The 2nd U.S. Circuit Court of Appeals ruled Wednesday that the Trump administration can withhold millions of dollars in federal law enforcement grants from sanctuary cities and states that don't cooperate with immigration enforcement, AP reports.

The state of play: Seven states and New York City sued the U.S. government after the Justice Department said in 2017 it would withhold funds from cities and states that don't give immigration enforcement officials access to jails or notice when an undocumented migrant is scheduled to be released from jail, per AP.

Family of Mexican teen killed by border agent cannot sue, SCOTUS rules

Photo: Daniel Slim/AFP via Getty Images

On Tuesday, the Supreme Court ruled 5-4, along ideological lines, that the family of a Mexican teenager who was killed across the southern border by a U.S. border agent cannot sue for damages.

Why it matters: The court’s decision avoids inviting more lawsuits from foreign nationals against U.S. law enforcement. The court noted in its opinion that “a cross-border shooting claim has foreign relations and national security implications.”

The real impact of Trump's "public charge" immigration rule

Illustration: Sarah Grillo/Axios

Effective Monday, the U.S. will begin blocking more foreigners from obtaining green cards and some visas based on the Trump administration's guesses about what kind of people they'll become and whether they may ever burden taxpayers.

Why it matters: The long-expected "public charge" rule effectively creates a wealth and health test, which could keep hundreds of thousands of people from making the U.S. their legal home.

Justice Sotomayor: Rushing Trump admin's legal challenges "comes at a cost"

U.S. Supreme Court Justice Sotomayor at Tufts University on Sept. 12 in Boston, Massachusetts. Photo: Paul Marotta/Getty Images

U.S. Supreme Court Justice Sonia Sotomayor issued a dissenting opinion on Friday against the court's 5-4 vote to allow the Trump administration to penalize immigrants likely to rely on public programs like food stamps and Medicaid.

The big picture: The Trump administration has consistently tried to get controversial cases in front of the Supreme Court as quickly as possible, routinely asking the high court to step in before appeals courts have a chance to rule, Axios' Sam Baker reports.

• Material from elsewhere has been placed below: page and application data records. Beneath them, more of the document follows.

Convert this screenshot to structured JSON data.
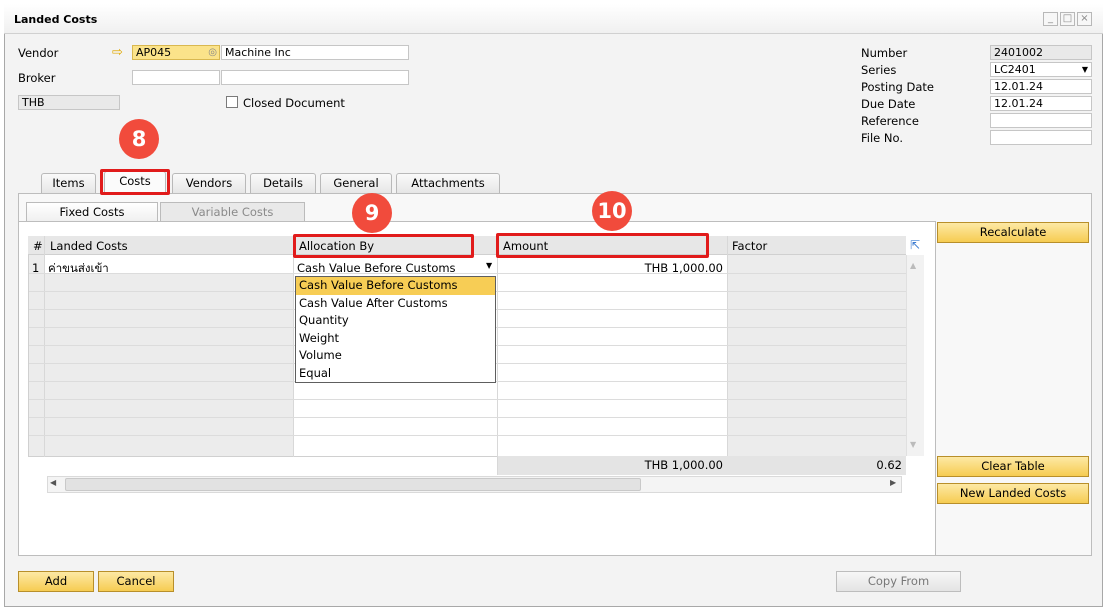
{
  "window": {
    "title": "Landed Costs",
    "controls": [
      "_",
      "□",
      "×"
    ]
  },
  "header": {
    "vendor_label": "Vendor",
    "vendor_code": "AP045",
    "vendor_name": "Machine Inc",
    "broker_label": "Broker",
    "currency": "THB",
    "closed_document_label": "Closed Document",
    "closed_document_checked": false
  },
  "doc_info": {
    "number_label": "Number",
    "number_value": "2401002",
    "series_label": "Series",
    "series_value": "LC2401",
    "posting_date_label": "Posting Date",
    "posting_date_value": "12.01.24",
    "due_date_label": "Due Date",
    "due_date_value": "12.01.24",
    "reference_label": "Reference",
    "reference_value": "",
    "file_no_label": "File No.",
    "file_no_value": ""
  },
  "annotations": {
    "badge_8": "8",
    "badge_9": "9",
    "badge_10": "10"
  },
  "tabs": [
    "Items",
    "Costs",
    "Vendors",
    "Details",
    "General",
    "Attachments"
  ],
  "active_tab": "Costs",
  "subtabs": {
    "fixed": "Fixed Costs",
    "variable": "Variable Costs"
  },
  "grid": {
    "columns": {
      "num": "#",
      "landed_costs": "Landed Costs",
      "allocation_by": "Allocation By",
      "amount": "Amount",
      "factor": "Factor"
    },
    "rows": [
      {
        "num": "1",
        "landed_costs": "ค่าขนส่งเข้า",
        "allocation_by": "Cash Value Before Customs",
        "amount": "THB 1,000.00",
        "factor": ""
      }
    ],
    "footer": {
      "amount_total": "THB 1,000.00",
      "factor_total": "0.62"
    }
  },
  "allocation_dropdown": {
    "options": [
      "Cash Value Before Customs",
      "Cash Value After Customs",
      "Quantity",
      "Weight",
      "Volume",
      "Equal"
    ],
    "selected": "Cash Value Before Customs"
  },
  "side_buttons": {
    "recalculate": "Recalculate",
    "clear_table": "Clear Table",
    "new_landed_costs": "New Landed Costs"
  },
  "footer_buttons": {
    "add": "Add",
    "cancel": "Cancel",
    "copy_from": "Copy From"
  },
  "colors": {
    "badge": "#f14b3c",
    "highlight_box": "#e11b1b",
    "button_yellow": "#f6cc52",
    "dropdown_selected": "#f7cd55"
  }
}
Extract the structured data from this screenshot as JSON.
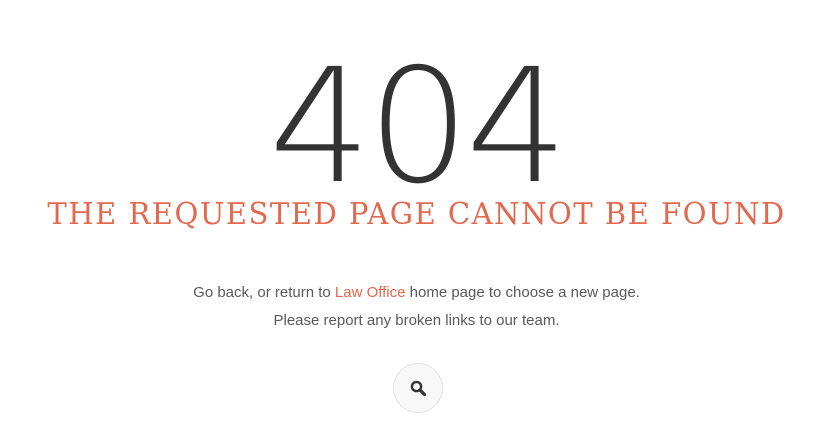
{
  "error": {
    "code": "404",
    "title": "THE REQUESTED PAGE CANNOT BE FOUND"
  },
  "message": {
    "line1_before": "Go back, or return to ",
    "line1_link": "Law Office",
    "line1_after": " home page to choose a new page.",
    "line2": "Please report any broken links to our team."
  },
  "search_button": {
    "icon": "search-icon"
  },
  "colors": {
    "accent": "#e2684e",
    "heading": "#333333",
    "text": "#5a5a5a"
  }
}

Sotomayor is apparently expressing her dissent at this new arrangement as well as the ruling itself.

Greyhound bars immigration sweeps

Customs and Border Protection agents board a Greyhound bus in Spokane, Wash., on Feb. 13. Photo: Nicholas K. Geranios/AP

Greyhound said it will stop allowing Border Patrol agents without a warrant to board its buses to conduct routine immigration checks, AP reports.

What they're saying: The company said it'll notify the Department of Homeland Security that it does not consent to unwarranted searches on its buses or in areas of terminals that are not open to the public.

America's future looks a lot like Nevada

Illustration: Sarah Grillo/Axios

Today's Nevada caucus will foreshadow the future of American politics well beyond 2020.

Why it matters: The U.S. is in the midst of a demographic transformation, and the country's future looks a lot like Nevada's present. Today's results, in addition to shaping the 2020 race, will help tell us where politics is headed in a rapidly changing country.

Reducing immigration won’t stop America’s accelerating racial diversity

Reproduced from Census Bureau; Chart: Axios Visuals

Immigration is projected to drive most population growth in the United States by 2030, and cutting immigration levels will do little to alter the nation's coming racial and ethnic transformation, according to a new Census Bureau study on population projections.

Why it matters: A growing population will be essential to the U.S.'s long-term economic growth.

More Immigration stories